It’s been a busy couple of days and the virtual RISE West 2020 has officially come to a close!
Before we jumped into our last full day of the conference, attendees enjoyed a virtual yoga and meditation session with yoga veteran Kim Larkin, who guided us through relaxing breathing exercises, meditation, and gentle yoga to kickstart another great day of RISE West.
The conference then officially began with a fascinating keynote presentation from Dr. Marc Milstein, a scientist and researcher on health and happiness. During his presentation, Dr. Milstein shared strategies to significantly improve sleep and improve health, something that has proven to be especially difficult throughout the COVID-19 pandemic. His tips: Sleep, be socially engaged, manage stress through mindfulness, keep inflammation low, follow the MIND diet, practice moderate exercise and walking, and treat diabetes.
Next, we heard first-hand accounts from a panel of Medicare and Medicare Advantage (MA) members about their experiences and access to care.
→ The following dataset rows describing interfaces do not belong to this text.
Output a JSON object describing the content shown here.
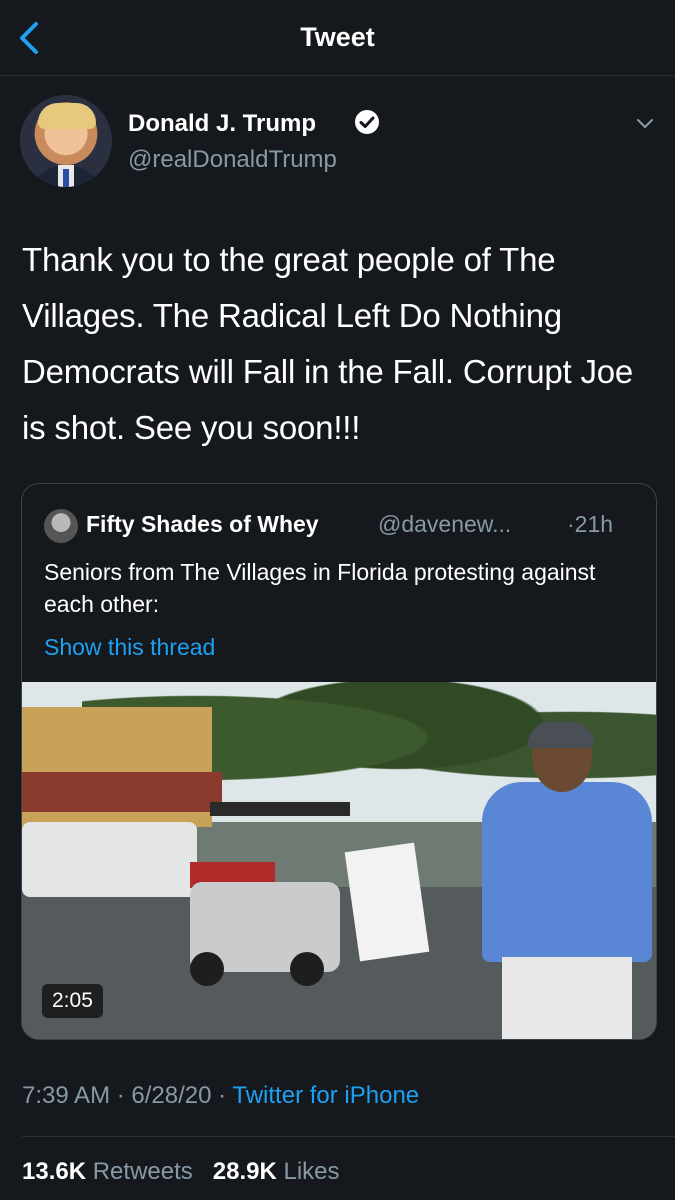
{
  "header": {
    "title": "Tweet",
    "back_icon": "chevron-left-icon"
  },
  "tweet": {
    "author_name": "Donald J. Trump",
    "author_handle": "@realDonaldTrump",
    "verified_icon": "verified-badge-icon",
    "menu_icon": "chevron-down-icon",
    "text": "Thank you to the great people of The Villages. The Radical Left Do Nothing Democrats will Fall in the Fall. Corrupt Joe is shot. See you soon!!!",
    "time": "7:39 AM",
    "separator": "·",
    "date": "6/28/20",
    "source": "Twitter for iPhone",
    "retweets_count": "13.6K",
    "retweets_label": "Retweets",
    "likes_count": "28.9K",
    "likes_label": "Likes"
  },
  "quote": {
    "author_name": "Fifty Shades of Whey",
    "author_handle": "@davenew...",
    "time": "·21h",
    "text": "Seniors from The Villages in Florida protesting against each other:",
    "thread_link": "Show this thread",
    "video_duration": "2:05"
  },
  "colors": {
    "background": "#15181c",
    "accent": "#1da1f2",
    "secondary_text": "#8899a6",
    "border": "#38444d"
  }
}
The open conversation focused on the pros and cons of Medicare and MA products, how COVID-19 has impacted the member experience, and what plans could do to keep them as members. The panel’s honest feedback shed light on the values and priorities of members. Interestingly, most panelists said they receive too much communication from their plans and would prefer email communication versus print mail or phone calls.
After a break to mix and mingle in the Exhibit Hall, the afternoon sessions continued with a fireside chat with NCQA’s Frank Micciche, VP of public policy and external relations. He discussed with moderator Daniel Weaver of Gateway Health Plan ongoing plans for NCQA to shift to digital capabilities that will allow it to obtain accurate quality measurement and help health plans improve their quality. Micciche expects that electronic reporting of all measures will happen before the 2030 goal date set by the Centers for Medicare & Medicaid Services (CMS). He also expressed disappointment in CMS’ recent decision to give more weight to member experience measures for 2021 Star ratings compared to the traditional HEDIS® preventive care measures. Although high-quality care is part of a positive consumer experience, he said it may not always be reflected in the member’s perception of their care.
Next, we heard the bittersweet (bitter for us, sweet for him) news that RISE Association Executive Director Kevin Mowll plans to retire in mid-October. RISE CEO Ellen Wofford said that more than any single individual, Kevin has been instrumental to the tremendous growth of RISE over his eight-year tenure of devoted service, thought leadership, and subject matter expertise. It is thanks to Kevin’s vision, inspiration, and motivation that RISE has become a congregation of communities providing content every day of the year via user groups, webinars, conferences, job boards, networking, and a resource for members. We are going to miss Kevin terribly and over the next month of transition, we will be working to minimize any effect on members.
After wiping our tears, we pulled ourselves together to listen the RISE Policy Committee weigh in on telehealth and its impact on health care policy as it relates to quality and risk adjustment. Industry experts Sean Creighton of Humana, Gabriel McGlamery of Florida Blue Center for Health Policy, Howard Weiss from EmblemHealth, and Larry Bishoff from Laurence Bishoff & Associates, shared their thoughts on telehealth guidance and the long-term implications for CMS risk adjustment and the CMS bid process for 2021 and 2022.
We then split into two concurrent sessions on risk adjustment and quality and trending topics in data and tech. The first two tracks focused on how COVID-19 is affecting quality engagement scores and ways that technology can help close the gaps on risk score deficits. The second pair of concurrent tracks featured case studies on a successful partnership between a payer and their primary care providers and how one health plan tapped into SDoH data to advance health equity efforts.
The conference closed with one last keynote presentation from Dr. Stephen Klasko, president and chief executive officer, Thomas Jefferson University and Jefferson Health. During the fireside chat, Dr. Klasko shared insights on how COVID-19 will have a long-term impact (for the better) on the health care landscape. He believes the pandemic will be the catalyst to shift health care from a fragmented system to a health assurance system within the next 10 years.